Heart Disease and COVID-19 Don't Mix

2023 Report From the American Heart Association
Heart disease and COVID-19
by Mircea from Pixabay
Dallas (Coronavirus Today)

The number of people dying from cardiovascular disease (CVD) in the U.S. escalated during the first year of the COVID-19 pandemic, according to the latest data from the American Heart Association (AHA).

Published by the peer-reviewed journal Circulation, 4.6% more CVD-related deaths were recorded in 2020 than in the previous year.

This increase in 2020 CVD deaths topped the previous high recorded in 2003.

Cardiovascular disease includes coronary heart disease, stroke, heart failure, and hypertension/high blood pressure.

"While the total number of CVD-related deaths increased from 2019 to 2020, what may be even more telling is that our age-adjusted mortality rate increased for the first time in many years and by a fairly substantial 4.6%," said the volunteer chair of the Statistical Update writing group Connie W. Tsao, M.D., M.P.H., FAHA, an assistant professor of medicine at Harvard Medical School and attending staff cardiologist at Beth Israel Deaconess Medical Center in Boston, in a press release on January 25, 2023.

The most significant increases in the overall number of CVD-related deaths were seen among Asian, Black, and Hispanic people, populations most impacted in the early days of the pandemic, and brought to focus increasing structural and societal disparities.

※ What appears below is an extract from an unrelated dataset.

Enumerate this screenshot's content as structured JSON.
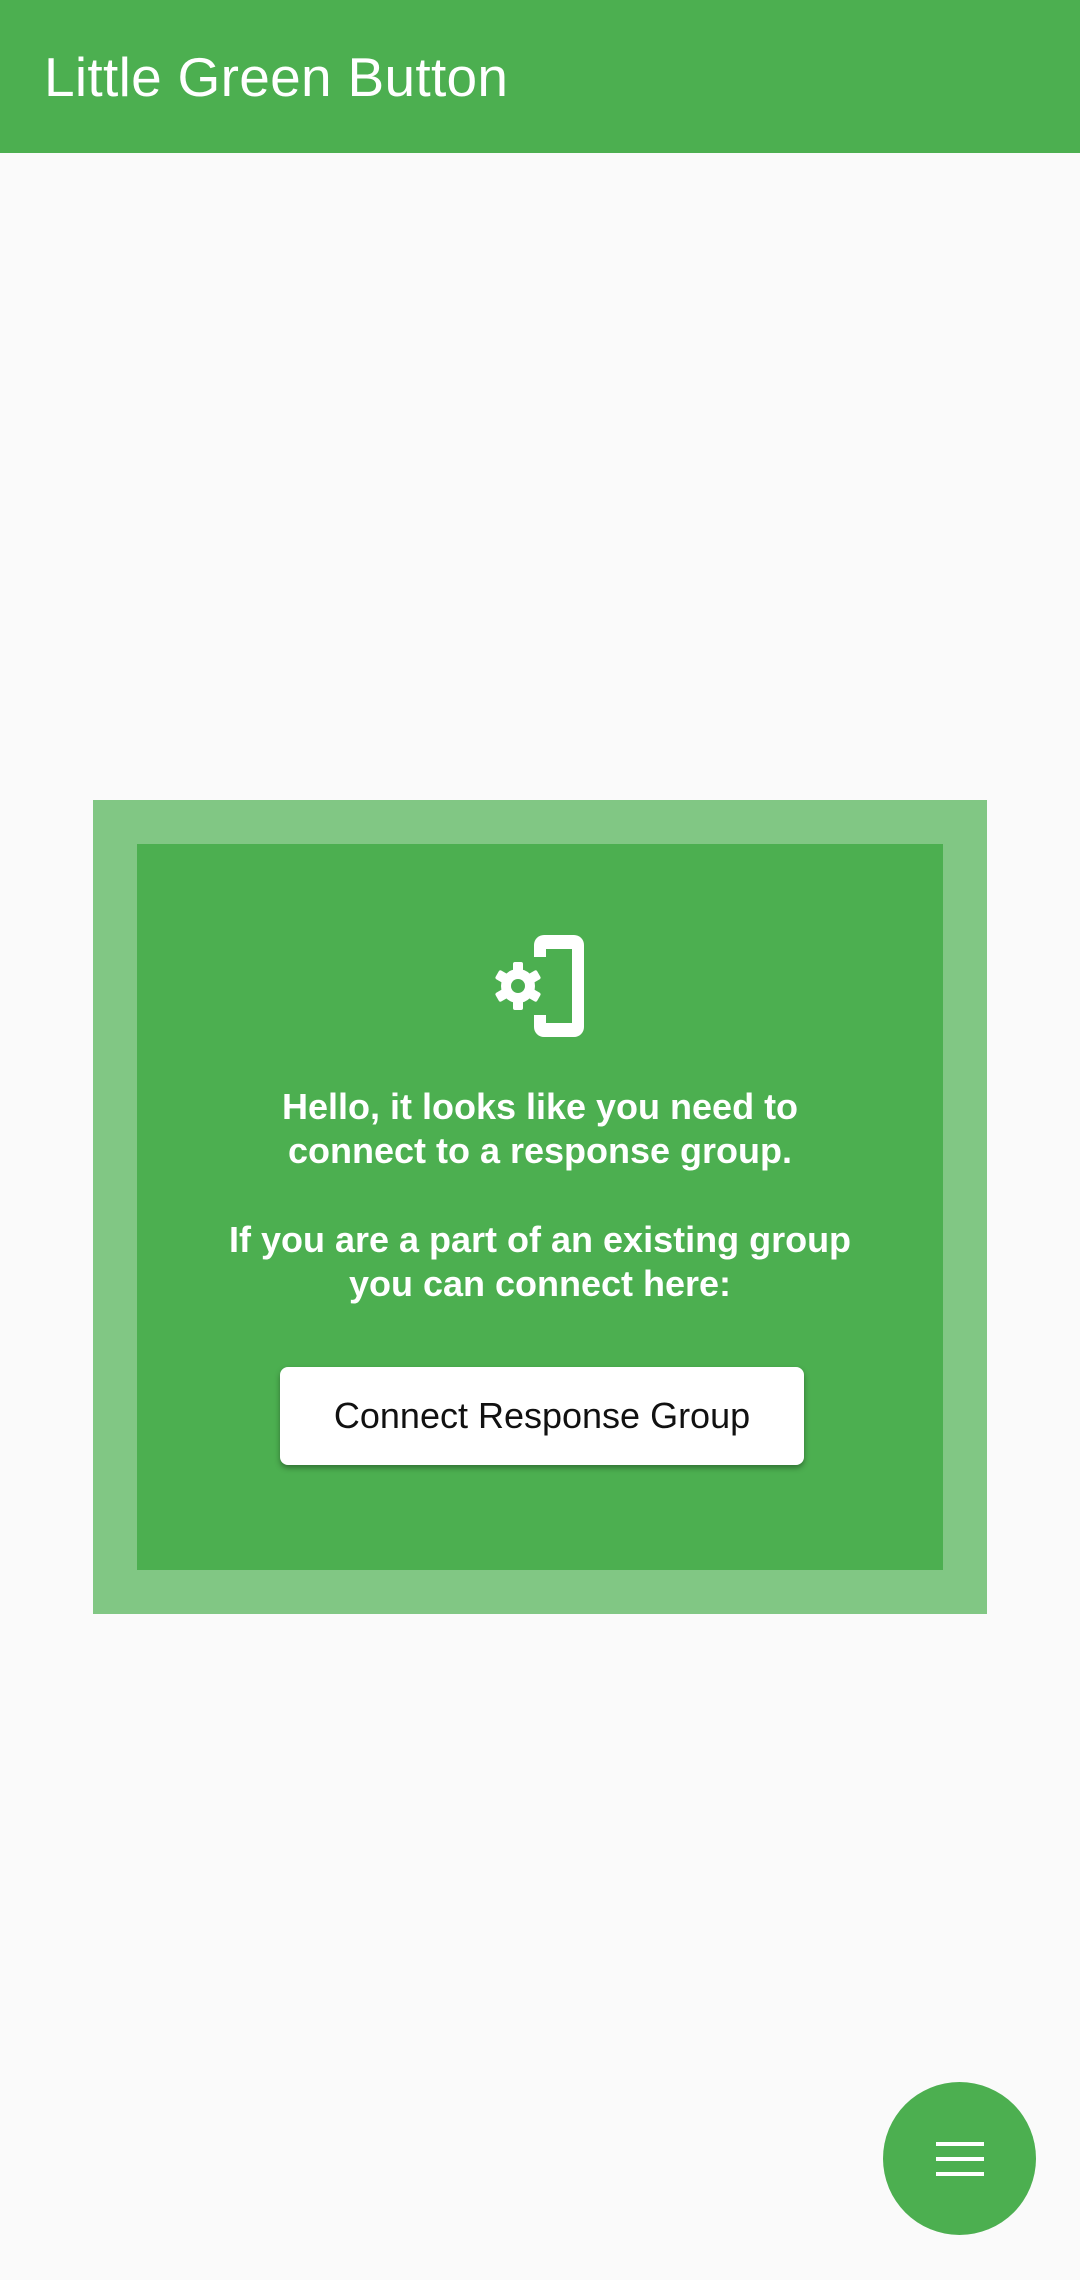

The AHA's volunteer president, Michelle A. Albert, M.D., M.P.H., FAHA, added, "COVID-19 has direct and indirect impacts on cardiovascular health. As we learned, the virus is associated with new clotting and inflammation."

"We also know that many people with new or existing heart disease and stroke symptoms were reluctant to seek medical care, particularly in the early days of the pandemic. This resulted in people presenting with more advanced stages of cardiovascular conditions and needing more acute or urgent treatment for what may have been manageable chronic conditions."

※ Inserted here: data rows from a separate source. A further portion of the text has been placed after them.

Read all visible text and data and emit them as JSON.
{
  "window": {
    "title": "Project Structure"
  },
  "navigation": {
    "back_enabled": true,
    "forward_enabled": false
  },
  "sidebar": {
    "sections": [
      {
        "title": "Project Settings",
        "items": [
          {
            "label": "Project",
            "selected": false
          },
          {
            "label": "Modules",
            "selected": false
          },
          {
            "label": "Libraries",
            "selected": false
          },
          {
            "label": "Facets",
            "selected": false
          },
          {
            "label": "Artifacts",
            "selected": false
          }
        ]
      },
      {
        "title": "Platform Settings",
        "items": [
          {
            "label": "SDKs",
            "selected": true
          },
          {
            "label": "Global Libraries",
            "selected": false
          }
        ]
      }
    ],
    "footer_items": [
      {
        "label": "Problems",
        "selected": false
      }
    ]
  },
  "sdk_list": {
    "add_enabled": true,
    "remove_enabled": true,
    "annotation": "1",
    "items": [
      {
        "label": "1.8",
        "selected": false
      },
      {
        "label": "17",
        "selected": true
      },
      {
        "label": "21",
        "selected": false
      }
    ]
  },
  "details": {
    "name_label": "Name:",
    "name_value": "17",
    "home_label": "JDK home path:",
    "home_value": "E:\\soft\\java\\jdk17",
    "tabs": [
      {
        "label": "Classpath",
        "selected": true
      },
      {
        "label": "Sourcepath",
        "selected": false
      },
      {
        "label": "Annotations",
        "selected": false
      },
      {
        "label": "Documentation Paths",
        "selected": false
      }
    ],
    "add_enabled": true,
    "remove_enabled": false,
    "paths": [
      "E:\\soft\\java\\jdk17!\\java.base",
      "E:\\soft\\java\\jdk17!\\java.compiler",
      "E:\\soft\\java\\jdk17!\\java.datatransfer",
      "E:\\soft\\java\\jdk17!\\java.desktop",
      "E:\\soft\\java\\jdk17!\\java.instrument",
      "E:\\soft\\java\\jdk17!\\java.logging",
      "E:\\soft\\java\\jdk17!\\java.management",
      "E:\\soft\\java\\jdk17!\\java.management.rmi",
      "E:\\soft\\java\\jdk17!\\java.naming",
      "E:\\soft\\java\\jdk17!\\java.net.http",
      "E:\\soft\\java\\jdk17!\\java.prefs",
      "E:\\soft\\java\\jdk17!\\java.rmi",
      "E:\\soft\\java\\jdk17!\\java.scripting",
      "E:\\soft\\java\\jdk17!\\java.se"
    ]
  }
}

"And, sadly, appears to have cost many their lives."

"People from communities of color were among those more highly impacted, especially early on, often due to a disproportionate burden of cardiovascular risk factors such as hypertension and obesity."

Known generally as 'heart disease,' coronary heart disease remains the #1 cause of death in the U.S. And COVID-19 appeared in the list of leading causes of death for the first time in 2020, the most recent year for which final statistics are available from the U.S. Centers for Disease Control and Prevention (CDC).

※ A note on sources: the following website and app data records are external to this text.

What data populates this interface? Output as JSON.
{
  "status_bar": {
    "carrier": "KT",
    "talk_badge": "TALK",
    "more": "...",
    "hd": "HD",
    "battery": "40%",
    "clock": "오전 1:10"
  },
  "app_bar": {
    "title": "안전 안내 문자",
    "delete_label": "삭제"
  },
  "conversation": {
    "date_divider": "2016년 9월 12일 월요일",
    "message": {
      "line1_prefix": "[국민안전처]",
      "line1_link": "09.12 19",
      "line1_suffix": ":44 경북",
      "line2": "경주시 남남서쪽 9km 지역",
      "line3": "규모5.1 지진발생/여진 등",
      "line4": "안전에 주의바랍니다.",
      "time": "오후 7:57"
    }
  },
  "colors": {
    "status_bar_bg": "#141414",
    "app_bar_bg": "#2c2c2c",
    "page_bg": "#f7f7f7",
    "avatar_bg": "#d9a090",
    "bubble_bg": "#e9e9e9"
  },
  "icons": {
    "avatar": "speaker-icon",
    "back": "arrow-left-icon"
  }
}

Globally, cardiovascular disease remains the #1 killer globally, taking the lives of more than 19 million people worldwide each year, including people of all ages, genders, and nationalities.

The unedited announcement is posted at this AHA link.